This year's survey included a ream of questions about returning-veteran violence.
Gen. ream was of the opinion that Head would strike the railroad at Alletooning, where a great quantity of supplies were stored.
Mary returned to the pony, and Richard to his ream, which he was cutting into sermon-paper.
Humble and nameless men may scribble their Reminiscences by the ream, rush boldly into print, and yet find scarce a single reader.
So I'm going to write you a ream, Matilda Anne, whether you like it or not.
He was already on board when I got here, with my typewriter and ream of paper, so we didn't meet.
"Let's write the invitations immediately," said Mr. Spider, taking out of his pocket a ream of the most delicate cobweb paper.
Drill the hole B with a small drill, about 1/16 in., in the center of the lower portion of the U and ream it out.
These two features make it possible to ream center holes of the same size or depth in any number of pieces.
Would Simple Susan have courageously ordered in the necessary gallon of ink and ream of paper?
measure of paper, mid-14c., from Old French reyme, from Spanish resma, from Arabic rizmah "bundle" (of paper), from rasama "collect into a bundle." The Moors brought manufacture of cotton paper to Spain.

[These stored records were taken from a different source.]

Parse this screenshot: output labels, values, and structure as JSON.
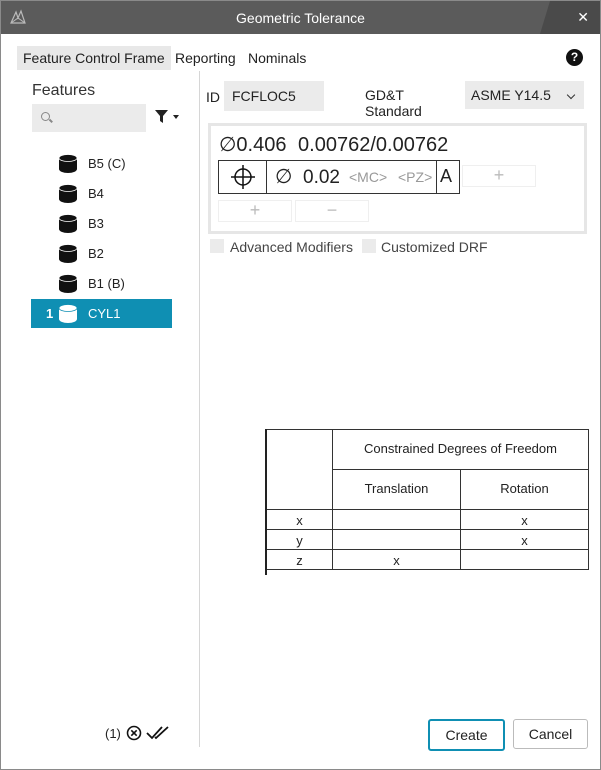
{
  "window": {
    "title": "Geometric Tolerance",
    "close_glyph": "✕"
  },
  "tabs": [
    {
      "label": "Feature Control Frame",
      "active": true
    },
    {
      "label": "Reporting",
      "active": false
    },
    {
      "label": "Nominals",
      "active": false
    }
  ],
  "help_glyph": "?",
  "left": {
    "heading": "Features",
    "search_placeholder": "",
    "features": [
      {
        "label": "B5 (C)",
        "num": "",
        "selected": false,
        "icon": "cylinder-icon"
      },
      {
        "label": "B4",
        "num": "",
        "selected": false,
        "icon": "cylinder-icon"
      },
      {
        "label": "B3",
        "num": "",
        "selected": false,
        "icon": "cylinder-icon"
      },
      {
        "label": "B2",
        "num": "",
        "selected": false,
        "icon": "cylinder-icon"
      },
      {
        "label": "B1 (B)",
        "num": "",
        "selected": false,
        "icon": "cylinder-icon"
      },
      {
        "label": "CYL1",
        "num": "1",
        "selected": true,
        "icon": "cylinder-icon"
      }
    ],
    "status_count": "(1)"
  },
  "form": {
    "id_label": "ID",
    "id_value": "FCFLOC5",
    "standard_label": "GD&T Standard",
    "standard_value": "ASME Y14.5"
  },
  "fcf": {
    "diameter_glyph": "∅",
    "size_value": "0.406",
    "tolerance_range": "0.00762/0.00762",
    "tolerance_value": "0.02",
    "mc_placeholder": "<MC>",
    "pz_placeholder": "<PZ>",
    "datum": "A",
    "add_glyph": "+",
    "remove_glyph": "−"
  },
  "options": {
    "advanced_modifiers": "Advanced Modifiers",
    "customized_drf": "Customized DRF"
  },
  "dof_table": {
    "title": "Constrained Degrees of Freedom",
    "col_translation": "Translation",
    "col_rotation": "Rotation",
    "rows": [
      {
        "axis": "x",
        "translation": "",
        "rotation": "x"
      },
      {
        "axis": "y",
        "translation": "",
        "rotation": "x"
      },
      {
        "axis": "z",
        "translation": "x",
        "rotation": ""
      }
    ]
  },
  "buttons": {
    "create": "Create",
    "cancel": "Cancel"
  },
  "colors": {
    "accent": "#0f8fb3",
    "titlebar": "#5b5b5b"
  }
}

Early variant rym (late 15c.) suggests a Dutch influence (cf. Dutch riem), probably borrowed from Spanish during the time of Hapsburg control of Holland. For ordinary writing paper, 20 quires of 24 sheets each, or 480 sheets; often 500 or more to allow for waste; slightly different numbers for drawing or printing paper.

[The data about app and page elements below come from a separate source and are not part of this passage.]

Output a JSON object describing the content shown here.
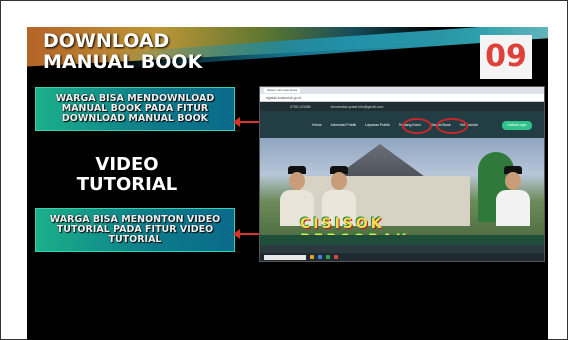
{
  "slide": {
    "title_line1": "DOWNLOAD",
    "title_line2": "MANUAL BOOK",
    "slide_number": "09",
    "box_manual": "WARGA BISA MENDOWNLOAD\nMANUAL BOOK PADA FITUR\nDOWNLOAD MANUAL BOOK",
    "video_line1": "VIDEO",
    "video_line2": "TUTORIAL",
    "box_video": "WARGA BISA MENONTON VIDEO\nTUTORIAL PADA FITUR VIDEO\nTUTORIAL"
  },
  "screenshot": {
    "tab_label": "Sistem Informasi Desa",
    "address": "sigalak.kotasolok.go.id",
    "info_phone": "0755-123456",
    "info_email": "kecamatan.pusat.info@gmail.com",
    "nav_items": [
      "Home",
      "Informasi Publik",
      "Layanan Publik",
      "Tentang Kami",
      "Manual Book",
      "Vid Tutorial"
    ],
    "nav_button": "Daftar/Login",
    "banner_text": "CISISOK BERSORAK"
  },
  "colors": {
    "arrow": "#d8322a",
    "box_gradient_start": "#1bb08a",
    "box_gradient_end": "#0a6a8a",
    "number_color": "#e0403a"
  }
}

"cream" (obsolete), Old English ream, from Proto-Germanic *raumoz (cf. Middle Dutch and Dutch room, German Rahm), of uncertain origin.
"to enlarge a hole," 1815, probably a southwest England dialectal survival from Middle English reme "to make room, open up," from Old English ryman "widen, extend, enlarge," from Proto-Germanic *rumijanan (cf. Old Saxon rumian, Old Norse ryma, Old Frisian rema, Old High German rumen "to make room, widen"), from *rumaz "spacious" (see room (n.)). Slang meaning "to cheat, swindle" first recorded 1914; anal sex sense is from 1942. To ream (someone) out "scold, reprimand" is recorded from 1950.